**Task description:** The listing is to be printed word for word, pictures omitted.

━━ Records supplied ━━

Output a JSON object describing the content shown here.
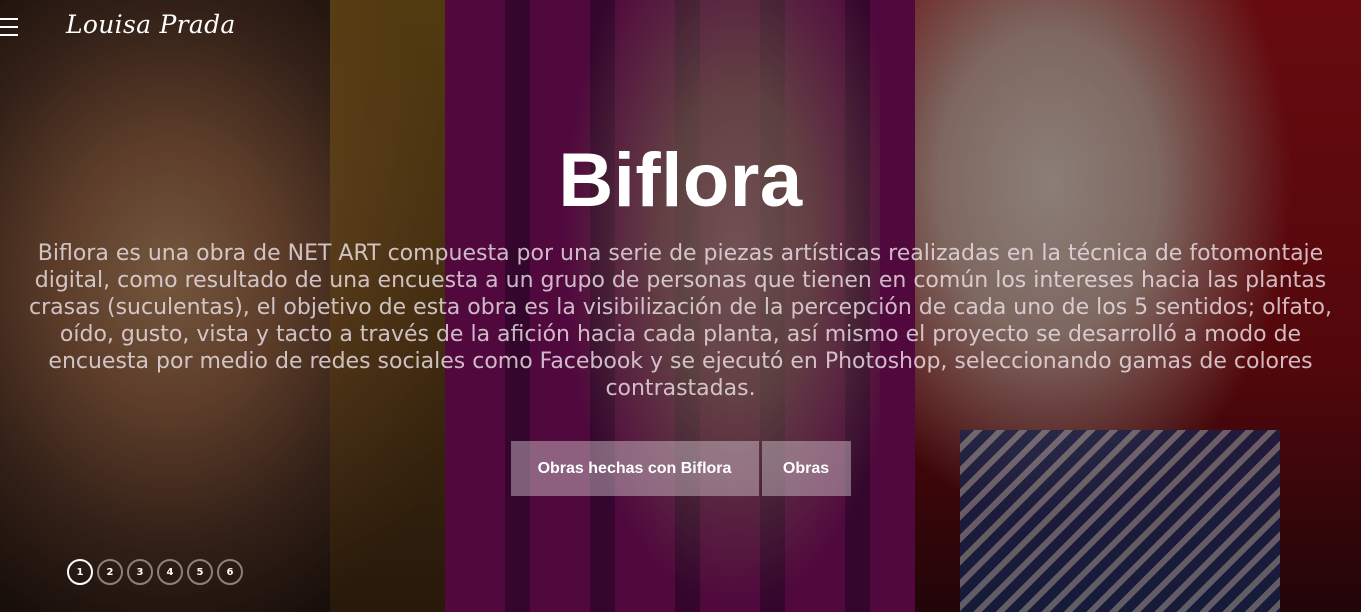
{
  "header": {
    "brand": "Louisa Prada",
    "menu_icon": "hamburger-menu-icon"
  },
  "hero": {
    "title": "Biflora",
    "description": "Biflora es una obra de NET ART compuesta por una serie de piezas artísticas realizadas en la técnica de fotomontaje digital, como resultado de una encuesta a un grupo de personas que tienen en común los intereses hacia las plantas crasas (suculentas), el objetivo de esta obra es la visibilización de la percepción de cada uno de los 5 sentidos; olfato, oído, gusto, vista y tacto a través de la afición hacia cada planta, así mismo el proyecto se desarrolló a modo de encuesta por medio de redes sociales como Facebook y se ejecutó en Photoshop, seleccionando gamas de colores contrastadas.",
    "buttons": {
      "primary": "Obras hechas con Biflora",
      "secondary": "Obras"
    }
  },
  "pagination": {
    "pages": [
      "1",
      "2",
      "3",
      "4",
      "5",
      "6"
    ],
    "active": "1"
  },
  "colors": {
    "overlay": "#000000",
    "button_bg": "#d7cdd2",
    "text": "#ffffff"
  }
}
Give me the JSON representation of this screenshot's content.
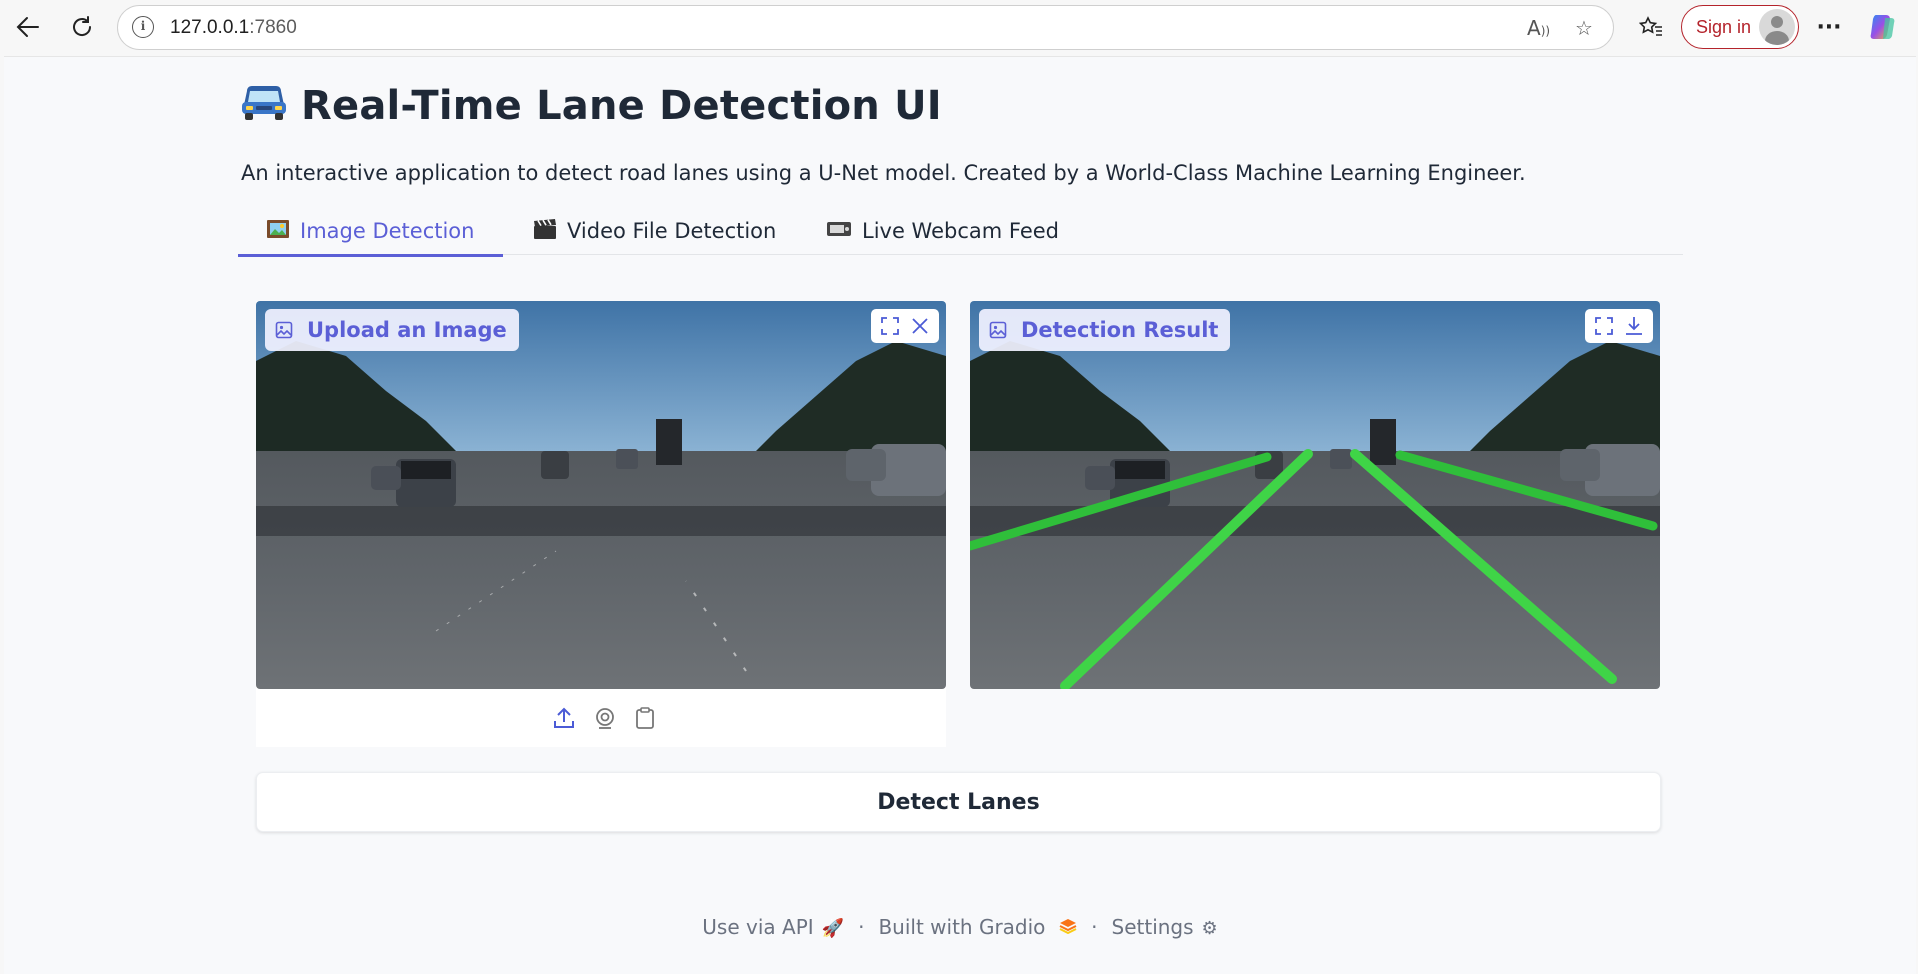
{
  "browser": {
    "url_host": "127.0.0.1",
    "url_port": ":7860",
    "signin_label": "Sign in"
  },
  "app": {
    "title": "Real-Time Lane Detection UI",
    "title_icon": "car-emoji",
    "subtitle": "An interactive application to detect road lanes using a U-Net model. Created by a World-Class Machine Learning Engineer."
  },
  "tabs": [
    {
      "label": "Image Detection",
      "icon": "picture-frame-emoji",
      "active": true
    },
    {
      "label": "Video File Detection",
      "icon": "clapper-board-emoji",
      "active": false
    },
    {
      "label": "Live Webcam Feed",
      "icon": "video-camera-emoji",
      "active": false
    }
  ],
  "input_panel": {
    "label": "Upload an Image",
    "controls": [
      "fullscreen-icon",
      "close-icon"
    ],
    "source_icons": [
      "upload-icon",
      "webcam-icon",
      "clipboard-icon"
    ]
  },
  "output_panel": {
    "label": "Detection Result",
    "controls": [
      "fullscreen-icon",
      "download-icon"
    ]
  },
  "action": {
    "detect_label": "Detect Lanes"
  },
  "footer": {
    "api": "Use via API",
    "built": "Built with Gradio",
    "settings": "Settings",
    "separator": "·"
  },
  "colors": {
    "accent": "#5b5fd6",
    "lane_green": "#3fd447",
    "signin_red": "#b4232b"
  }
}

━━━

**Solution:**
Output a JSON object describing the content shown here.
{
  "header": {
    "brand": "Louisa Prada",
    "menu_icon": "hamburger-menu-icon"
  },
  "hero": {
    "title": "Biflora",
    "description": "Biflora es una obra de NET ART compuesta por una serie de piezas artísticas realizadas en la técnica de fotomontaje digital, como resultado de una encuesta a un grupo de personas que tienen en común los intereses hacia las plantas crasas (suculentas), el objetivo de esta obra es la visibilización de la percepción de cada uno de los 5 sentidos; olfato, oído, gusto, vista y tacto a través de la afición hacia cada planta, así mismo el proyecto se desarrolló a modo de encuesta por medio de redes sociales como Facebook y se ejecutó en Photoshop, seleccionando gamas de colores contrastadas.",
    "buttons": {
      "primary": "Obras hechas con Biflora",
      "secondary": "Obras"
    }
  },
  "pagination": {
    "pages": [
      "1",
      "2",
      "3",
      "4",
      "5",
      "6"
    ],
    "active": "1"
  },
  "colors": {
    "overlay": "#000000",
    "button_bg": "#d7cdd2",
    "text": "#ffffff"
  }
}
Give me the JSON representation of this screenshot's content.
{
  "browser": {
    "url_host": "127.0.0.1",
    "url_port": ":7860",
    "signin_label": "Sign in"
  },
  "app": {
    "title": "Real-Time Lane Detection UI",
    "title_icon": "car-emoji",
    "subtitle": "An interactive application to detect road lanes using a U-Net model. Created by a World-Class Machine Learning Engineer."
  },
  "tabs": [
    {
      "label": "Image Detection",
      "icon": "picture-frame-emoji",
      "active": true
    },
    {
      "label": "Video File Detection",
      "icon": "clapper-board-emoji",
      "active": false
    },
    {
      "label": "Live Webcam Feed",
      "icon": "video-camera-emoji",
      "active": false
    }
  ],
  "input_panel": {
    "label": "Upload an Image",
    "controls": [
      "fullscreen-icon",
      "close-icon"
    ],
    "source_icons": [
      "upload-icon",
      "webcam-icon",
      "clipboard-icon"
    ]
  },
  "output_panel": {
    "label": "Detection Result",
    "controls": [
      "fullscreen-icon",
      "download-icon"
    ]
  },
  "action": {
    "detect_label": "Detect Lanes"
  },
  "footer": {
    "api": "Use via API",
    "built": "Built with Gradio",
    "settings": "Settings",
    "separator": "·"
  },
  "colors": {
    "accent": "#5b5fd6",
    "lane_green": "#3fd447",
    "signin_red": "#b4232b"
  }
}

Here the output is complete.